Back to the Future

Courtesy General Motors

In the mid-1940s, General Motors (GM) wanted to expand its research and design operations, but needed more space than downtown Detroit could accommodate. Led by Harley Earl—the first automotive executive to hold the title of Vice President of Design—the company laid out ambitious plans for its new Technical Center, purchasing 710 acres of farmland in the Detroit suburb of Warren, Michigan.

They hired the firm lead by Finnish-American architect Eliel Saarinen to design the campus. When he died before the design was complete, GM decided to stick with the relatively small firm, now under the leadership of Eliel’s son, the young and unproven Eero Saarinen.

Earl wanted a designer that would represent GM as a forward-thinking company. He got that and more with Saarinen, who designed the 1.1-square-mile campus in the International Style, distinguished by rectilinear buildings, smooth surfaces,  and more than 19,000 employees.

Just as Eero Saarinen’s midcentury campus for GM is granted landmark status, the company embarks on a renovation of the iconic Technical Center and plans for a new IT facility.
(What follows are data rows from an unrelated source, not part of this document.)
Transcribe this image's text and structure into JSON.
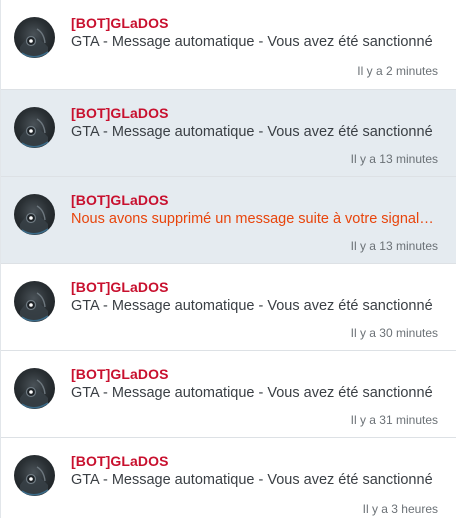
{
  "notifications": [
    {
      "sender": "[BOT]GLaDOS",
      "message": "GTA - Message automatique - Vous avez été sanctionné",
      "time": "Il y a 2 minutes",
      "unread": false,
      "alert": false
    },
    {
      "sender": "[BOT]GLaDOS",
      "message": "GTA - Message automatique - Vous avez été sanctionné",
      "time": "Il y a 13 minutes",
      "unread": true,
      "alert": false
    },
    {
      "sender": "[BOT]GLaDOS",
      "message": "Nous avons supprimé un message suite à votre signalement",
      "time": "Il y a 13 minutes",
      "unread": true,
      "alert": true
    },
    {
      "sender": "[BOT]GLaDOS",
      "message": "GTA - Message automatique - Vous avez été sanctionné",
      "time": "Il y a 30 minutes",
      "unread": false,
      "alert": false
    },
    {
      "sender": "[BOT]GLaDOS",
      "message": "GTA - Message automatique - Vous avez été sanctionné",
      "time": "Il y a 31 minutes",
      "unread": false,
      "alert": false
    },
    {
      "sender": "[BOT]GLaDOS",
      "message": "GTA - Message automatique - Vous avez été sanctionné",
      "time": "Il y a 3 heures",
      "unread": false,
      "alert": false
    }
  ],
  "colors": {
    "sender": "#c8102e",
    "alert_message": "#e8450c",
    "unread_background": "#e5ebf0",
    "read_background": "#ffffff"
  },
  "avatar_icon": "glados-avatar-icon"
}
The campus is an architectural masterpiece, and it was designated a National Historic Landmark in 2014 by the U.S. Department of the Interior. Since the grand opening in 1956, however, the campus has remained largely closed to the public due to the secretive nature of researching and designing the next generation of GM automobiles.

“When you consider the enormity of this campus and its importance to architectural history, it’s not a very well-told story,” said Susan Skarsgard, design manager at GM.

In May, GM began a $1 billion dollar renovation of the Technical Center, rescuing architecturally significant features from flood damage from 2014—the very year that the campus was designated a national landmark. GM will also build a new IT center to accommodate 2,600 new employees, among other upgrades, over the next three years.


Saarinen believed in total design cohesion, that everything should be built for its next larger context—a chair for a room, a room for a building, a building for a complex. This concept is elegantly instituted through modular design around the campus, resulting in a geometry that every space and object abides to or at least acknowledges. Buildings, offices, windows, desks, the steps of a staircase, ceiling panels, and even the main lake all conform to a five-foot module.


Beautiful irregularities stand out against the hard geometry of rectangles. Many of the complex’s walls are made out of eye-catching glazed brick, which has both a machine-like sheen and a handmade touch as countless small blemishes create variations in color. Saarinen also commissioned numerous works of art, such as Harry Bertoia’s Textured Screen, made of bronzed sheet metal, and Gwen Lux’s Power and Direction, an abstract sculpture reminiscent of the Buick Y-Job, designed by Earl as the industry’s first concept car. Kevin Roche’s spiral staircase in the Research & Design Administration Building is a wonder of physics. Built from Norwegian granite slabs totaling over 25 tons, the staircase appears suspended, somehow held together by the tension of thin, stainless steel spokes connected at its base.

The eye never tires at the Technical Center, whether it settles on any of the inviting lobbies with canopies extending over plazas or the Design Dome, an auditorium whose aluminum exterior is thinner than an eggshell.